Under section 139 of the Constitution it was within legislative competency to confer on the tax commission “powers of a judicial nature,” authorizing that commission to assess taxes and penalties for violation of the taxing statutes, which that commission was created to enforce. State Tax Commission v. Bailey Howard, 179 Ala. 620, 60 So. 913; State ex rel. Vandiver v. Burke, Judge, 175 Ala. 561, 57 So. 870.

The averments of the appellee’s original pleading admit that he had notice as prescribed by the statute, and there is no contention that he demanded a trial of the issue as the statute authorized him to do.

The rulings of the circuit court are not in accord with the foregoing views, and the decree appealed from is reversed and one here rendered dismissing the bill.

Reversed and rendered.

ANDERSON, C. J., and THOMAS and KNIGHT, JJ., concur.

On Rehearing.
BROWN, Justice.
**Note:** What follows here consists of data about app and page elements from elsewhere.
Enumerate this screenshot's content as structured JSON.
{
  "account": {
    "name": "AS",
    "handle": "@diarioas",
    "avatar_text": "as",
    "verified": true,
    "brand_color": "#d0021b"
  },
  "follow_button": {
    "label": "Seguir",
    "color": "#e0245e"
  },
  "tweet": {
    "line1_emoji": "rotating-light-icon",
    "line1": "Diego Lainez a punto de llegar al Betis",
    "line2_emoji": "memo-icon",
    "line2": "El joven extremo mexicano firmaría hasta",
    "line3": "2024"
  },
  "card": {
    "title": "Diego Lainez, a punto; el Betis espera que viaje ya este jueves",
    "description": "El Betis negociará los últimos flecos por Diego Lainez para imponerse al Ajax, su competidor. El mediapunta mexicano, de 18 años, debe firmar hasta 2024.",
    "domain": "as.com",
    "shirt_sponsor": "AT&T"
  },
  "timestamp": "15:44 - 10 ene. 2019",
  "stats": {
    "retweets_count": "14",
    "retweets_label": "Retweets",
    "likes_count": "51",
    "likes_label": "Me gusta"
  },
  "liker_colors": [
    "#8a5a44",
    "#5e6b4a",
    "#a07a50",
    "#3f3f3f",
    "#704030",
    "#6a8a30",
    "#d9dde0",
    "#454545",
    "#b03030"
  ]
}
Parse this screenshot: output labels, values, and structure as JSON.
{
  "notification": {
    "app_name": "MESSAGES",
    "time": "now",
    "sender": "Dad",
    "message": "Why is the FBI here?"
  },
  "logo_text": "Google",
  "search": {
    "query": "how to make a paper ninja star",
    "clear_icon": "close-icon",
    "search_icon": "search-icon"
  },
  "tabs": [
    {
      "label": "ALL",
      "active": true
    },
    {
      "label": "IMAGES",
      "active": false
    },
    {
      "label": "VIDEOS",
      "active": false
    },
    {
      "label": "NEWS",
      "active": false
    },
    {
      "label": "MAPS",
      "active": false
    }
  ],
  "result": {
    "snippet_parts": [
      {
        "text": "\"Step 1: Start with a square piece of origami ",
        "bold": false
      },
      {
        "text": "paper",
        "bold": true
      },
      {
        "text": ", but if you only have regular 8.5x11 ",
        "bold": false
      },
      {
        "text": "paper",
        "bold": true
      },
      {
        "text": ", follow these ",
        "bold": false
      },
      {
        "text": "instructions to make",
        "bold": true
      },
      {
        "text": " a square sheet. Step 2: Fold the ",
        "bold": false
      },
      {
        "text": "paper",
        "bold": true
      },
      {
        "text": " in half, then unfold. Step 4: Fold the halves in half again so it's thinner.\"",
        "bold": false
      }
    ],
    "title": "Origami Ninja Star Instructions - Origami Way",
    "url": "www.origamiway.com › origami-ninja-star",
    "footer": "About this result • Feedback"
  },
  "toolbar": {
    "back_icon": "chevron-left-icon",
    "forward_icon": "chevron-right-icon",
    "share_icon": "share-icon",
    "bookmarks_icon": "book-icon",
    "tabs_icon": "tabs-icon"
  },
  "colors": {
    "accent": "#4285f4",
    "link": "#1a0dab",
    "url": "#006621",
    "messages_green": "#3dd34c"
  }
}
Appellee’s criticism of the statement in the foregoing opinion that “the averment of appellee’s original pleading admits that he had notice as prescribed by the statute” is technically correct, but is without substance as the amendment to his original petition does admit notice and the court was dealing with the original petition as amended.

The only pleading filed was the petition and the amendment thereto and the sole subject-matter thereof was the alleged execution for the collection of the penalty assessed by the tax commission for defendant’s failure to place revenue stamps on taxable tobacco ? cigarettes and snuff ? found in petitioner’s possession in his place of business where tobaccos were kept for sale.

There is nothing in the petition showing a seizure and forfeiture of the tobacco. Therefore, such seizure and forfeiture, if there was such, is not brought within the jurisdiction of the court. The notice, which the amended petition admits was served on the appellee follows, substantially, the provisions of the statute, which confers on the tax commission, in the absence of a demand for trial in a court of competent jurisdiction, the power, in its discretion, to assess a penalty “of not less than twenty-five dollars ($25.00), nor more than five hundred dollars ($500.00).” The notice prescribed by the statute is essential to the jurisdiction of the tax commission to assess the penalty, and if the notice is given (and we hold that the notice in the instant case was sufficient), and there is no demand by the taxpayer for trial, as the statute provides, the courts will not intervene to review the discretion of the commission.

If the statutory notice is not given, the commission is without authority to impose the statutory penalty.

The law of procedure prescribes the method of invoking jurisdiction to determine justiciable issues, and the agreement of the parties undertaking to impose on the courts the duty of deciding such issues, without appropriate pleadings, is a practice that cannot be approved. The principle is fundamental to our form of judicature. Ex parte Wilkey (Ala.Sup.)172 So. 111;[fn1] Woodward Iron Co. v. Marbut, 183 Ala. 310, 62 So. 804; Federal Land Bank of New Orleans v. Mulkey, 228 Ala. 500,153 So. 775.

The only question presented in this case was the constitutionality of the section underPage 70
which the execution was issued. State ex rel. Knox v. Dillard et al., 196 Ala. 539, 72 So. 56.

The application for rehearing is therefore overruled.

ANDERSON, C. J., and THOMAS and KNIGHT, JJ., concur.

[fn1] 233 Ala. 375.